Apply the product rule for differentiation to the solution. This gives you the integrand.

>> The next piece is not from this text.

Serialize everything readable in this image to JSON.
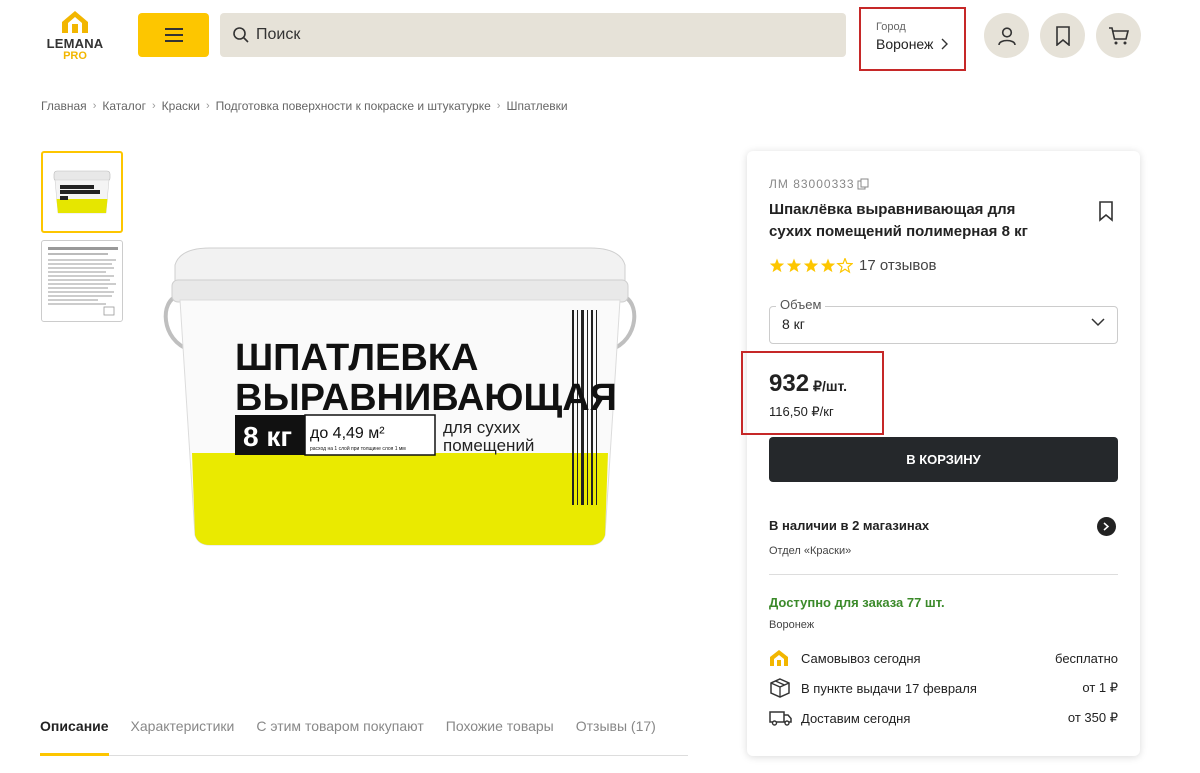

If you recognize this then you just need to do the reverse to get the solution.
You can expand the exponential term on the rhs as a product of two series:
\exp\left(\frac{\sqrt{x^2-1}}{2}\left(t-\frac{1}{t}\right)\right)=\sum_{n=0}^{\infty}\frac{(\sqrt{x^2-1})^n}{2^nn!}t^n\sum_{k=0}^{\infty}\frac{(\sqrt{x^2-1})^k}{2^kk!}(-t)^{-k}
and so it becomes...
This website is an attempt to compile proofs of all integrals listed in the Gradshteyn and Ryzhik integral tables:
http://129.81.170.14/~vhm/Table.html" [Broken]
There are still lots of gaps to be filled in though!
you can use the identity
\sin N\theta = \sum_{k=0}^N \binom{N}{k} \cos^k \theta\,\sin^{N-k} \theta\,\sin\left(\frac{1}{2}(N-k)\pi\right)
to obtain a polynomial in \sin \theta which can then be solved for \theta . However, you will probably need to solve it numerically for N>3.
Are you sure that the only nonzero point is (0,\pi)? Depending on the values of a and b (e.g. if one of them is negative) the function g(x,y)=a(cos(x)-1)+b(cos(y)+1) could have a number of roots between the limits of integration.
Given the following identity for a single variable Dirac Delta...
Does anyone know how to prove the following identity:
\Sigma_{k=0}^{n}\left(\stackrel{n}{k}\right) H_{k}(x)H_{n-k}(y)=2^{n/2}H_{n}(2^{-1/2}(x+y))
where H_{i}(z)represents the Hermite polynomial?
Yes, I think you can assume that the angle is dependent on only one of the angles in a spherical polar co-ordinate system by assuming that the vector \vec{a} lies along one of the axes in the system similar to the approach in the following integral...
Hi Jason,
That is very nice, thanks! Do you know of any methods/tricks that I could try to reduce it from a double to a single summation?
Thanks for your help.
Hi Orbb,
I think the formula you are looking for is
\frac{\pi^{\frac{d}{2}}}{\alpha}\frac{1}{\Gamma(\frac{d}{2})}
It is straightforward to get this result in spherical co-ordinates and I don’t think you can find any easier way to do it.
Assume
|\vec{y}| = r =...
Hi JasonRF,
Thanks for all your help, it looks like you put in a lot of work! I am going to take sometime to go through it and see how it looks - I am still clinging to the hope that a neater analytical solution might pop out! Thanks again.
Hello,
There is a book called "Integral representation and the computation of combinatorial sums" by G. P. Egorychev that might be useful. The general idea is to convert each term of the series to a contour integral and then using some theorems from several complex variables to manipulate the...